Data shown –
▼
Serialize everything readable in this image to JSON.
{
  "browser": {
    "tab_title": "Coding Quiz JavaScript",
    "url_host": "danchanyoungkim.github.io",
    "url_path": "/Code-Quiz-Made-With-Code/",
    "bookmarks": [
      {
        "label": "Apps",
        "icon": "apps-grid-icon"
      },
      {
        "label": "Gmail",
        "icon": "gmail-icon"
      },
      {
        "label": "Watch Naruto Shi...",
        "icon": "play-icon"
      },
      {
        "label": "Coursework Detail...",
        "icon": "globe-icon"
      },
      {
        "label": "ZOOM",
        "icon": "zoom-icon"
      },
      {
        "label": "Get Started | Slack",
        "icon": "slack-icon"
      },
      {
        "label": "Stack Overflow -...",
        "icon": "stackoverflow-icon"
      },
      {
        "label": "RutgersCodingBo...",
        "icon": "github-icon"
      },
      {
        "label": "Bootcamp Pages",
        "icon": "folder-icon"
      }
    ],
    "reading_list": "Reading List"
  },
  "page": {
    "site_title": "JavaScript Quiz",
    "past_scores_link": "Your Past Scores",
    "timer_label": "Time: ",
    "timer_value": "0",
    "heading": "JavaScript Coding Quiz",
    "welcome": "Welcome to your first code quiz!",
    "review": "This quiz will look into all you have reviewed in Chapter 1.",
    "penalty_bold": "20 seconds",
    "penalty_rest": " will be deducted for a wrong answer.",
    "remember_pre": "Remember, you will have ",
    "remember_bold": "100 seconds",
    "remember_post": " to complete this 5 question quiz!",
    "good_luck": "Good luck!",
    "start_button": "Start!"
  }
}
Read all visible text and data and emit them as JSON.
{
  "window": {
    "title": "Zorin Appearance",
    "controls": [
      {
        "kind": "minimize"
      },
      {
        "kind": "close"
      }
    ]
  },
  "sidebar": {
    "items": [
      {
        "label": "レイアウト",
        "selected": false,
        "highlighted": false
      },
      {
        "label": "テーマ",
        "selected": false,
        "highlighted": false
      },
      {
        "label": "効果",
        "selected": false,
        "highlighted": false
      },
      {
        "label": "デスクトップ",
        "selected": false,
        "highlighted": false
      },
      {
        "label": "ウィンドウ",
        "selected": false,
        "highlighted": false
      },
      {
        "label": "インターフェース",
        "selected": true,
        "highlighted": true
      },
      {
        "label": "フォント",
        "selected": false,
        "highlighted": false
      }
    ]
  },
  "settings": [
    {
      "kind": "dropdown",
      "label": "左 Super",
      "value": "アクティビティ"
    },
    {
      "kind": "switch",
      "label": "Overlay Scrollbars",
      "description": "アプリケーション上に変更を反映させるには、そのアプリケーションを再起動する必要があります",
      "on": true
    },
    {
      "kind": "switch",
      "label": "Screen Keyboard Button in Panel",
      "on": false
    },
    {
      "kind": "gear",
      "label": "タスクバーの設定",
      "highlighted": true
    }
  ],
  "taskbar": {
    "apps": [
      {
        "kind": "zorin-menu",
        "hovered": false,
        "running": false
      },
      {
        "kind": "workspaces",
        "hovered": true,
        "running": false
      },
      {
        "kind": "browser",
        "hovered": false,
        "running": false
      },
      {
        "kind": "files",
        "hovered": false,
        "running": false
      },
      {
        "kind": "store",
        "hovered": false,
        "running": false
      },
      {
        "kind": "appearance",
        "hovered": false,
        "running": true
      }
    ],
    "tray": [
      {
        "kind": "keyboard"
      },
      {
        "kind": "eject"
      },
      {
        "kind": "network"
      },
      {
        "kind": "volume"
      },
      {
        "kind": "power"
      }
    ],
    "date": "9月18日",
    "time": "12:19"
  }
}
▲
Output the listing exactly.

Solution for this exercise –
Serialize everything readable in this image to JSON.
{
  "browser": {
    "tab_title": "Coding Quiz JavaScript",
    "url_host": "danchanyoungkim.github.io",
    "url_path": "/Code-Quiz-Made-With-Code/",
    "bookmarks": [
      {
        "label": "Apps",
        "icon": "apps-grid-icon"
      },
      {
        "label": "Gmail",
        "icon": "gmail-icon"
      },
      {
        "label": "Watch Naruto Shi...",
        "icon": "play-icon"
      },
      {
        "label": "Coursework Detail...",
        "icon": "globe-icon"
      },
      {
        "label": "ZOOM",
        "icon": "zoom-icon"
      },
      {
        "label": "Get Started | Slack",
        "icon": "slack-icon"
      },
      {
        "label": "Stack Overflow -...",
        "icon": "stackoverflow-icon"
      },
      {
        "label": "RutgersCodingBo...",
        "icon": "github-icon"
      },
      {
        "label": "Bootcamp Pages",
        "icon": "folder-icon"
      }
    ],
    "reading_list": "Reading List"
  },
  "page": {
    "site_title": "JavaScript Quiz",
    "past_scores_link": "Your Past Scores",
    "timer_label": "Time: ",
    "timer_value": "0",
    "heading": "JavaScript Coding Quiz",
    "welcome": "Welcome to your first code quiz!",
    "review": "This quiz will look into all you have reviewed in Chapter 1.",
    "penalty_bold": "20 seconds",
    "penalty_rest": " will be deducted for a wrong answer.",
    "remember_pre": "Remember, you will have ",
    "remember_bold": "100 seconds",
    "remember_post": " to complete this 5 question quiz!",
    "good_luck": "Good luck!",
    "start_button": "Start!"
  }
}
Read all visible text and data and emit them as JSON.
{
  "window": {
    "title": "Zorin Appearance",
    "controls": [
      {
        "kind": "minimize"
      },
      {
        "kind": "close"
      }
    ]
  },
  "sidebar": {
    "items": [
      {
        "label": "レイアウト",
        "selected": false,
        "highlighted": false
      },
      {
        "label": "テーマ",
        "selected": false,
        "highlighted": false
      },
      {
        "label": "効果",
        "selected": false,
        "highlighted": false
      },
      {
        "label": "デスクトップ",
        "selected": false,
        "highlighted": false
      },
      {
        "label": "ウィンドウ",
        "selected": false,
        "highlighted": false
      },
      {
        "label": "インターフェース",
        "selected": true,
        "highlighted": true
      },
      {
        "label": "フォント",
        "selected": false,
        "highlighted": false
      }
    ]
  },
  "settings": [
    {
      "kind": "dropdown",
      "label": "左 Super",
      "value": "アクティビティ"
    },
    {
      "kind": "switch",
      "label": "Overlay Scrollbars",
      "description": "アプリケーション上に変更を反映させるには、そのアプリケーションを再起動する必要があります",
      "on": true
    },
    {
      "kind": "switch",
      "label": "Screen Keyboard Button in Panel",
      "on": false
    },
    {
      "kind": "gear",
      "label": "タスクバーの設定",
      "highlighted": true
    }
  ],
  "taskbar": {
    "apps": [
      {
        "kind": "zorin-menu",
        "hovered": false,
        "running": false
      },
      {
        "kind": "workspaces",
        "hovered": true,
        "running": false
      },
      {
        "kind": "browser",
        "hovered": false,
        "running": false
      },
      {
        "kind": "files",
        "hovered": false,
        "running": false
      },
      {
        "kind": "store",
        "hovered": false,
        "running": false
      },
      {
        "kind": "appearance",
        "hovered": false,
        "running": true
      }
    ],
    "tray": [
      {
        "kind": "keyboard"
      },
      {
        "kind": "eject"
      },
      {
        "kind": "network"
      },
      {
        "kind": "volume"
      },
      {
        "kind": "power"
      }
    ],
    "date": "9月18日",
    "time": "12:19"
  }
}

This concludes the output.